Iowa Blazes Trail for Marijuana Acceptance Through $150K T-shirt Settlement
This morning, more than three years after their filing of a lawsuit against Iowa State University, former students Paul Gerlich and Erin Furleigh must have woken on quite a high. Yesterday, the State Appeal Board voted to pay the two $150,000 in damages stemming from their assertion that the institution violated their rights in banning T-shirts that include its logo and mascot and a cannabis leaf. The garments had served as means for them and peers to draw attention to their National Organization for the Reform of Marijuana Legislation (NORML) chapter.
Marijuana has proven an intense topic in the Hawkeye State as of late, particularly through discussions of its medicinal value. Yesterday’s partial settlement announcement touched on recreational use of the drug, but, more importantly, it addressed the legality of trying to protect and promote a brand through the supposed suppression of that which potentially damages the said possession. In bringing the higher learning destination to court, Gerlich and Furleigh ended up gaining three victories against the site, with the latest triumph joining a 2016 ruling by U.S. District Judge James Gritzner that declared Iowa State University violated their constitutional rights in forbidding them from using its symbols to publicize pot use, especially since NORML, as a recognized student group, has permission to use school trademarks and a June-issued 8th U.S. District Circuit Court of Appeals ruling that said the institution had committed what the Associated Press dubbed “viewpoint discrimination” in opposing the then-registrants’ political message.
The financial cost of the whole matter includes $193,000 in appellate attorney fees to law firms that represented the victorious plaintiffs, a sum that, like the payout to them, will come from the state’s general budget. Since Gritzner will soon determine trial costs accrued in the matter, Iowa State University, whose spokesman, John McCarroll, has said it will use the verdict to guide future trademark matters, figures to irk a few taxpayers, who, according to the AP account, will foot the bill.
The entire case has its roots in a November 2012 Des Moines Register article on the group’s fight to legalize marijuana, with the members’ shirt bearing the aforementioned logo, mascot and leaf and the declaration that “Freedom is NORML at ISU.” Soon after then-Governor Terry Branstad desired to know whether the pro-weed platform had gained ground through the university’s assistance, administrators cracked down on the use of logos on shirts that depict “drugs and drug paraphernalia that are illegal or unhealthful.” That alteration landed their employer in court and ultimately led lead attorney Robert Corn-Revere to declare “Any time you have courts uphold your constitutional rights when you are challenging state authority, that’s what’s really important.” The plaintiffs’ counselor also tabbed the verdict “an unambiguous win for our clients and for the First Amendment and for an understanding that violating people’s rights isn’t free,” adding “One reason we urge universities to settle early is to avoid these kinds of expenses.”

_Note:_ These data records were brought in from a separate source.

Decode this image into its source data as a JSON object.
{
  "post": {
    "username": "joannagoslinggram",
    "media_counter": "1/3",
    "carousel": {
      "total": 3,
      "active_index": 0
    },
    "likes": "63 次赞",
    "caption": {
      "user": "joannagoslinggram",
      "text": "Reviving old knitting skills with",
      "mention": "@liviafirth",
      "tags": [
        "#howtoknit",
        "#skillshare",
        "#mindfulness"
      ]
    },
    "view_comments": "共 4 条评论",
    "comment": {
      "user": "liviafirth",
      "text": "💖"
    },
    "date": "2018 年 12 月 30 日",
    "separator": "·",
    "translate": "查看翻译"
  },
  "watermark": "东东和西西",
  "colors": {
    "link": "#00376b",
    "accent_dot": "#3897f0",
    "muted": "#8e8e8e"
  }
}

That final thought is a pretty powerful one, especially, and I mean no harm here, when we live in such litigious times. In other words, the legal system will certainly hear more arguments about the complete legalization of marijuana, but, as the Iowa State University case proves, it already has an unwavering comprehension of the proper exercise of rights regardless of what the debated topic is. Therefore, this registers more as a victory for upholders of free speech (Iowa State must allow the NORML group to produce garments that feature marijuana) than it does for pot advocates, but the current collegiate and alumni just might end up being trailblazers for their cause, too.